The News
The News
Saturday 30 of September 2023

Democracy in a Time of Cholera

Brazilian President Dilma Rousseff,photo: Notimex
Brazilian President Dilma Rousseff,photo: Notimex
To effectively follow corruption and get rid of it is a moral duty

In Brussels, the extreme right is appropriating blood and terror in order to try to make a demonstration in memory of those who died at the Zaventem airport and the Maelbeek metro station.

In Slovakia, an extreme right-wing party, the People’s Party-Our Slovakia, wins the elections and the parliament dressed in black and swastikas enters.

In Latin America, Judge Sergio Moro, in his attempt to eradicate corruption in the Brazilian political system, made a conversation between Brazilian President Dilma Rousseff and former president Lula da Silva public.

The conversation proves that the president informs Lula that she sent him a document appointing him to minister, to be used “if necessary.”

However, the moment has arrived to call things as they are, because in Brazil the process to filter corruption is not precisely being carried out, since Dilma and Lula’s corruptions have not been followed with the same viciousness, even though the last few instances have been proven.

Because of this, the president does well when faced by foreign journalists by declaring that the political trial, that Congress brings against her, is a military coup and that they have asked her to resign to avoid “getting rid of her illegally.”

To effectively follow corruption and get rid of it, even if it comes from presidents, is a moral duty.

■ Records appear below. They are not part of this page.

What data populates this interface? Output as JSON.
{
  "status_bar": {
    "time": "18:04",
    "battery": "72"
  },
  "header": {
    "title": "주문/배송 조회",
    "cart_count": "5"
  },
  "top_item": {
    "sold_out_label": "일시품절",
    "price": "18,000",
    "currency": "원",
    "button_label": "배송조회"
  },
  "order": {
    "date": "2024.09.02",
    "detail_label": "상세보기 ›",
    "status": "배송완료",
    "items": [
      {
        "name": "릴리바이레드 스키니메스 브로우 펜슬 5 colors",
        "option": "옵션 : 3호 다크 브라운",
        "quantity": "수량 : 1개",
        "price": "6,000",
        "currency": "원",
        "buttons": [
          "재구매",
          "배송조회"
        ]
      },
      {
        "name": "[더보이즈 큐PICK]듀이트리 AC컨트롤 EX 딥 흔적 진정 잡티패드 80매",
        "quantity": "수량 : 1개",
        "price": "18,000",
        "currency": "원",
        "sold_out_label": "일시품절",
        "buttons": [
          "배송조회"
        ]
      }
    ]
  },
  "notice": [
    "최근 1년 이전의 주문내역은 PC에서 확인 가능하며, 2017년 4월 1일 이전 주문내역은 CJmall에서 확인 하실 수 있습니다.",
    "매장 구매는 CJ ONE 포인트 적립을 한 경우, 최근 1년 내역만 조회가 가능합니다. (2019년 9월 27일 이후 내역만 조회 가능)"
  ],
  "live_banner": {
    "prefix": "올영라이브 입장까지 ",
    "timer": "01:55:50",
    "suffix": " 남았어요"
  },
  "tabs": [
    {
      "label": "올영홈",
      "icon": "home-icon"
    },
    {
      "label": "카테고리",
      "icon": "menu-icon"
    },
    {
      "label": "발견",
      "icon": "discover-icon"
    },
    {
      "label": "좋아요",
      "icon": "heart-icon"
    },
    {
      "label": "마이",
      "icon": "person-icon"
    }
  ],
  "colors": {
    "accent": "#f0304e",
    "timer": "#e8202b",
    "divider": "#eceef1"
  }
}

The problem is that we will never know in what moment the idea comes to a leader’s mind that breaking the law a little in favor of others is something positive, because at the end of the day the people are those benefit.

But what we do know is that the road to reforms has origins in the monstrous strangers that come out of the pairing of clean people with dirty people. In the end, this terrible truth that society can always be cleansed was installed in the political life.

Now in Brazil a military coup is developing. In this sense, Mexico has been very lucky, because thanks to Plutarco Elías Calles, we have never had a presidential coup, like those that have occurred in so many other Latin American countries.

Meanwhile, even though we still have a Judge Moro among us, we should know that democratic coups are coming to the surface of American politics, and that no country is free of the danger of this phenomenon, because unfortunately, the cholera of corruption in our country is capable of justifying any action against any person.